“It is a dorm, but really it is more diverse than just students,” she said. “I would say half the people here are working adults. … A lot of them are being put out. Everyone identifies this as a dorm, but we are kind of unofficial low-income housing.”
Beardsley said she and other advisers were called last week into a meeting with the building manager, Kevin Wright, who told them the Wooten would be sold and residents had to leave by May 16, when their leases expire.
She said they weren’t told whether the building would be torn down or redeveloped, but in the days that followed, they told all the residents they would have to leave.
“At least half accepted it,” Beardsley said. “A few people are kind of holding out and trying to get other people to stay.”
The Wooten, which was built in 1956, is valued at $5.2 million, according to Travis Central Appraisal District records.
A deed history shows it has not been sold yet and lists the owner as David McCullough, who could not be reached Friday.
No site plans have been submitted to the city for the property, records show.
The Wooten is classified as off-campus residential housing and is not directly affiliated with UT. Beardsley said it offered 91 private and shared rooms ranging in rent from $390 to $864 per month.
Some tenants said they were offered short-term lease extensions if they needed time to find a new place, UT student newspaper The Daily Texan reported.
The Austin Tenants Council, which advocates for renters’ rights, said it is likely residents don’t have much legal recourse.
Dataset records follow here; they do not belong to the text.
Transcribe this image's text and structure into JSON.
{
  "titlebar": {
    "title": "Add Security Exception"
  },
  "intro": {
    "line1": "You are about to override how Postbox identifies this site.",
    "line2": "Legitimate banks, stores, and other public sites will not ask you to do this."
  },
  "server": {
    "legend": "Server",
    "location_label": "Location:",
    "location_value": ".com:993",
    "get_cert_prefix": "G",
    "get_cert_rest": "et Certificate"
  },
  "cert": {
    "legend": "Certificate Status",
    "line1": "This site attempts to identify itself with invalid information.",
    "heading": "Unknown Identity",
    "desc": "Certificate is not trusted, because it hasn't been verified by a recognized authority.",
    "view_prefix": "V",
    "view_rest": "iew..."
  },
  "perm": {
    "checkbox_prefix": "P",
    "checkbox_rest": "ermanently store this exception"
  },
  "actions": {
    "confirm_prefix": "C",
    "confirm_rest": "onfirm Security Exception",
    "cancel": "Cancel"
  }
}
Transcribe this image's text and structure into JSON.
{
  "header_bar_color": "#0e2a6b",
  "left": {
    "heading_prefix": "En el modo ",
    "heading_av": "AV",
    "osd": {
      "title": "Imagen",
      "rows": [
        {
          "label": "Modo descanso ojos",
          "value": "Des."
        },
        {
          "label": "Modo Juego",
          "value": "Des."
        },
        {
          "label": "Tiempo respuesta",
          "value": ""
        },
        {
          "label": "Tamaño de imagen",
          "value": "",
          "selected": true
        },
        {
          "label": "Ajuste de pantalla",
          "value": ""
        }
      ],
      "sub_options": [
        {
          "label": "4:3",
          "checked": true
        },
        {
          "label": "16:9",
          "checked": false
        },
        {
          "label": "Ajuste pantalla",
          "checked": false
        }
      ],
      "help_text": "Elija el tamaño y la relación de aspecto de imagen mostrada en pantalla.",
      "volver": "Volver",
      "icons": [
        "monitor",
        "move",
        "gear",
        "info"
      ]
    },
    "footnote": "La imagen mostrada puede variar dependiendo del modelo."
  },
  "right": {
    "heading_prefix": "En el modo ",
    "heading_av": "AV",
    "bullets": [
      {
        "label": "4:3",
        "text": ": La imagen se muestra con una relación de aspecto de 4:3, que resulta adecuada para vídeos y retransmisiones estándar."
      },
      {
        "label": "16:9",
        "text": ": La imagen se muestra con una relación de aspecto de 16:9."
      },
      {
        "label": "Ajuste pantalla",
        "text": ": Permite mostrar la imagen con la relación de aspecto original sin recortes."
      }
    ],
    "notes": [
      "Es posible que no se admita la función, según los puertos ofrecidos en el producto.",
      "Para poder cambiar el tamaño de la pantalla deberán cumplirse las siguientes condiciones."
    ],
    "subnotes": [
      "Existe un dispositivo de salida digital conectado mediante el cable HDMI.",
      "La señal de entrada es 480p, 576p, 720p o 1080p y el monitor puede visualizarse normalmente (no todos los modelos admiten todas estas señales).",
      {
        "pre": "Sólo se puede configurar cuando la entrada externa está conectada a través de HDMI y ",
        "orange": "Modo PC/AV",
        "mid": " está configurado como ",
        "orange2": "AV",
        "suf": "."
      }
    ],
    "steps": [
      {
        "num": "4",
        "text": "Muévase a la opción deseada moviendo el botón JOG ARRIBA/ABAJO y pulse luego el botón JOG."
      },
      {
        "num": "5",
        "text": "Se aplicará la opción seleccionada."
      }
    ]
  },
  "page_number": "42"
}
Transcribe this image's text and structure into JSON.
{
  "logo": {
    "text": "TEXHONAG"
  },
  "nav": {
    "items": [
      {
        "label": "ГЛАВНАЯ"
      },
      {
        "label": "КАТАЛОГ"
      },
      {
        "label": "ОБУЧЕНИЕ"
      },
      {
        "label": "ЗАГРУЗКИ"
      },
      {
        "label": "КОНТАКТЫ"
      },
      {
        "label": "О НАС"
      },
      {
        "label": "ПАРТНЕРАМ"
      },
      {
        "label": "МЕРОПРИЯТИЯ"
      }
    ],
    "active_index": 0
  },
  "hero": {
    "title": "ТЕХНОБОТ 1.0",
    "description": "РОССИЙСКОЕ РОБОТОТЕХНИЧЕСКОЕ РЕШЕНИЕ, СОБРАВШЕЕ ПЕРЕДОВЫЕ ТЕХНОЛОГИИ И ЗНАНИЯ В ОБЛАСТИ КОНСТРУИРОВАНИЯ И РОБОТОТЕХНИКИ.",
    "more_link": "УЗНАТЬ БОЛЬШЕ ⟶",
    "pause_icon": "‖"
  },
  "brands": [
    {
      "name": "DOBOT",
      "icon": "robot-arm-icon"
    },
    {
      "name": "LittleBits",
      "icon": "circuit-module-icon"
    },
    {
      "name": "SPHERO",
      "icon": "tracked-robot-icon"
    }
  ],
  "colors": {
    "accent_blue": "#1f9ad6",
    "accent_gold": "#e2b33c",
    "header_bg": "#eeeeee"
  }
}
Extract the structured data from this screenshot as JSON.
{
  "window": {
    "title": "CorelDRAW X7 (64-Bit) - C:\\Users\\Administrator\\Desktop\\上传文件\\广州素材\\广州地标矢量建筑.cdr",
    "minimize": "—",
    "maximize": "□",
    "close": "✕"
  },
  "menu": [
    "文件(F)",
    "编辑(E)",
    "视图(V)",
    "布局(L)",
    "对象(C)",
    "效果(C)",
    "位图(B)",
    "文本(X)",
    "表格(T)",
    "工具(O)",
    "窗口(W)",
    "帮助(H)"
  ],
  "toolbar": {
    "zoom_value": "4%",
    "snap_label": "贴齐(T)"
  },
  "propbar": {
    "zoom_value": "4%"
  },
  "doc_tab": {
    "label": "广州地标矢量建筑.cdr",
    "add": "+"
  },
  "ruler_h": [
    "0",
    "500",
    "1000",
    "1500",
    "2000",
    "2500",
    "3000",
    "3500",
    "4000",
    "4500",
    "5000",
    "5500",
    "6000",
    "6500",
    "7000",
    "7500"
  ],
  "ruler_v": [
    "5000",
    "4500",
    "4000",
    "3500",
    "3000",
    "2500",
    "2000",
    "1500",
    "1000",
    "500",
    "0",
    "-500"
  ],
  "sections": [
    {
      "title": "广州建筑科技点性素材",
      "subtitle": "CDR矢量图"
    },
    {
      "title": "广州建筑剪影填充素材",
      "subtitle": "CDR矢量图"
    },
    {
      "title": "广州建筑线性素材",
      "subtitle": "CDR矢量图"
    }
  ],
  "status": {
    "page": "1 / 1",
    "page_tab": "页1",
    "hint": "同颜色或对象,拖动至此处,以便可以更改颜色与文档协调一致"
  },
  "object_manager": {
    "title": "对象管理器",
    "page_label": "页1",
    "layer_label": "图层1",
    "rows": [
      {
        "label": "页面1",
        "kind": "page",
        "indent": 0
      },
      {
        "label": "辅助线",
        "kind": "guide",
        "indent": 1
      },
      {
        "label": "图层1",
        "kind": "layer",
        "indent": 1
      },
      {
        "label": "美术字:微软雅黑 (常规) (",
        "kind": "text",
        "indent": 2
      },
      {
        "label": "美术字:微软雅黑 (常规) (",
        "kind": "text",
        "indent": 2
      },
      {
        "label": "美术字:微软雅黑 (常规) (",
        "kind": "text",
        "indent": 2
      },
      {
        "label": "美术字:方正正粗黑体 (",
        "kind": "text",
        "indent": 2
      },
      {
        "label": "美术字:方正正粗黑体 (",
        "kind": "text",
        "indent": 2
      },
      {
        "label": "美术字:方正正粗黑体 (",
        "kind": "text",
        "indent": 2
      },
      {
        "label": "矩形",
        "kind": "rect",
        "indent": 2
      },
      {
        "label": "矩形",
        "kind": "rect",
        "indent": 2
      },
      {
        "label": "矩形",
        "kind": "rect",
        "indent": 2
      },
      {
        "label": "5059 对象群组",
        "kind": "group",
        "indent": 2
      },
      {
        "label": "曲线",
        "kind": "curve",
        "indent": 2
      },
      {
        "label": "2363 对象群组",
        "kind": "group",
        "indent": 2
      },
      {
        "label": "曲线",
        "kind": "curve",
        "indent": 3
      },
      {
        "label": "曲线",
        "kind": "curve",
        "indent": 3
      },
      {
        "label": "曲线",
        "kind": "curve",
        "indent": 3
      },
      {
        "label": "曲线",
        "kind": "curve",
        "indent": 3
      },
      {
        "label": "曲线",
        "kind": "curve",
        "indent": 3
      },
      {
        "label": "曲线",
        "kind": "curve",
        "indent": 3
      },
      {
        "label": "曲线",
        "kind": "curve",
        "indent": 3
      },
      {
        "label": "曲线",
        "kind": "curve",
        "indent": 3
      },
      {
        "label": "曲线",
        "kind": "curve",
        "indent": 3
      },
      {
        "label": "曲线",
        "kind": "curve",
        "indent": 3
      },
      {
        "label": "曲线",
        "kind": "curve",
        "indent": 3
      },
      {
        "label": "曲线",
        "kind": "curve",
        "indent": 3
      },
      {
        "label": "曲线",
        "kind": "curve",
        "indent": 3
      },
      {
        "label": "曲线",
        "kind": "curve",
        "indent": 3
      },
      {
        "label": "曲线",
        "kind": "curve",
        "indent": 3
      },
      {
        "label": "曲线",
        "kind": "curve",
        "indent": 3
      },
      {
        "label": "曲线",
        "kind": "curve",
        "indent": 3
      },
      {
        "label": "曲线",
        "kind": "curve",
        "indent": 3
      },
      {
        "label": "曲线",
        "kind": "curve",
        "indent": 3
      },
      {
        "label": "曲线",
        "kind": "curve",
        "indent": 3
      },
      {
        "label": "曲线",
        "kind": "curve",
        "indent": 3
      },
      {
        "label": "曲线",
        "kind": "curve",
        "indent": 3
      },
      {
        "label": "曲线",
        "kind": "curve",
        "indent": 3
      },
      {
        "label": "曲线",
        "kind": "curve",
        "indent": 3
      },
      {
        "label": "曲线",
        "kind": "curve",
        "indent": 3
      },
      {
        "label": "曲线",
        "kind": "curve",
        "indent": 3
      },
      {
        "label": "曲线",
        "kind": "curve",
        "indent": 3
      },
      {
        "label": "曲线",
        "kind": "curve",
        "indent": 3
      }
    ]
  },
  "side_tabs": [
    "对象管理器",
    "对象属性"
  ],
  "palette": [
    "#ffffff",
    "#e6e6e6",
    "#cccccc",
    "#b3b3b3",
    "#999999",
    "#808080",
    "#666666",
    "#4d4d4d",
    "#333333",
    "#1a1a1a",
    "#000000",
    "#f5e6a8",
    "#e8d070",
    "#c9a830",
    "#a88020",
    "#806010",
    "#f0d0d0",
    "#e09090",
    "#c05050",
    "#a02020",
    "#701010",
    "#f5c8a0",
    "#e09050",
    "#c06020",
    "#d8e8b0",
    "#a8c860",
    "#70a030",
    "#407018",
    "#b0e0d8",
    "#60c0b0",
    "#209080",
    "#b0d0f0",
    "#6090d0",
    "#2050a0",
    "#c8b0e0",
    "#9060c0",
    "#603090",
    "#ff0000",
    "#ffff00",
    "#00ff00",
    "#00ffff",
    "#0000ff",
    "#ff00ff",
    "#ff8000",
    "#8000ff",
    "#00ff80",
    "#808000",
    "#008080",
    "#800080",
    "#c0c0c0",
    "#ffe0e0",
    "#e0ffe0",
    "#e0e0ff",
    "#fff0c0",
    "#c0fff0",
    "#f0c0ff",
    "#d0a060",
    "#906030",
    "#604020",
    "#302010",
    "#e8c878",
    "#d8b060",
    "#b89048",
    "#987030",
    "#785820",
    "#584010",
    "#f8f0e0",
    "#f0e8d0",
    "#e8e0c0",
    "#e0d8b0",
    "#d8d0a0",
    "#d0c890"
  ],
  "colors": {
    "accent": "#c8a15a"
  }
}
Its executive director, Juliana Gonzalez, said she couldn’t say with certainty without seeing the leases, but “everything so far indicates to me that their legal obligations have been met.”
“They signed leases for a particular term and that term is done,” she said. “That doesn’t mean it’s right.”